**Working data:**
● ● ● ● ● ● ●

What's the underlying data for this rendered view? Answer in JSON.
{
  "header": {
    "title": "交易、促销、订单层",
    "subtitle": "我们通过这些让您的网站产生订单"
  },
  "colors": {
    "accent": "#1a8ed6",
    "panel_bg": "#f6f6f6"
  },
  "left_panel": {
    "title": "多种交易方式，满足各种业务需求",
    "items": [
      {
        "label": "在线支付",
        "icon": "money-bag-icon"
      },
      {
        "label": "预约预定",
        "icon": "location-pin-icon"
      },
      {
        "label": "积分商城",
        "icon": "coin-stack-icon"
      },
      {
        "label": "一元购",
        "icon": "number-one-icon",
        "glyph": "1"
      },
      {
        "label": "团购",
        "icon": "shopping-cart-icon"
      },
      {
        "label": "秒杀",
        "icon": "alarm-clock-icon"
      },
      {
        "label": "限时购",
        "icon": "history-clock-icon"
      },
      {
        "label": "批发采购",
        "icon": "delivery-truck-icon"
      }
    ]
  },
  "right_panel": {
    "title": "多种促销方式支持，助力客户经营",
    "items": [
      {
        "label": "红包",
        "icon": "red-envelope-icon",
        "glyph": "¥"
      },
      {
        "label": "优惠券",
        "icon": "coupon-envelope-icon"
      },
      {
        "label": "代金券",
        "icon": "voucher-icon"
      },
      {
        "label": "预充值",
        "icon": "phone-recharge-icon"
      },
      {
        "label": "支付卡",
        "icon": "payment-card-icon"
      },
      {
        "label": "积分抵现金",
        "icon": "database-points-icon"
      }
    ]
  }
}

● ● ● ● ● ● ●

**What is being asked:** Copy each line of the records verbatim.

**Answer box:**
What's the underlying data for this rendered view? Answer in JSON.
{
  "header": {
    "title": "交易、促销、订单层",
    "subtitle": "我们通过这些让您的网站产生订单"
  },
  "colors": {
    "accent": "#1a8ed6",
    "panel_bg": "#f6f6f6"
  },
  "left_panel": {
    "title": "多种交易方式，满足各种业务需求",
    "items": [
      {
        "label": "在线支付",
        "icon": "money-bag-icon"
      },
      {
        "label": "预约预定",
        "icon": "location-pin-icon"
      },
      {
        "label": "积分商城",
        "icon": "coin-stack-icon"
      },
      {
        "label": "一元购",
        "icon": "number-one-icon",
        "glyph": "1"
      },
      {
        "label": "团购",
        "icon": "shopping-cart-icon"
      },
      {
        "label": "秒杀",
        "icon": "alarm-clock-icon"
      },
      {
        "label": "限时购",
        "icon": "history-clock-icon"
      },
      {
        "label": "批发采购",
        "icon": "delivery-truck-icon"
      }
    ]
  },
  "right_panel": {
    "title": "多种促销方式支持，助力客户经营",
    "items": [
      {
        "label": "红包",
        "icon": "red-envelope-icon",
        "glyph": "¥"
      },
      {
        "label": "优惠券",
        "icon": "coupon-envelope-icon"
      },
      {
        "label": "代金券",
        "icon": "voucher-icon"
      },
      {
        "label": "预充值",
        "icon": "phone-recharge-icon"
      },
      {
        "label": "支付卡",
        "icon": "payment-card-icon"
      },
      {
        "label": "积分抵现金",
        "icon": "database-points-icon"
      }
    ]
  }
}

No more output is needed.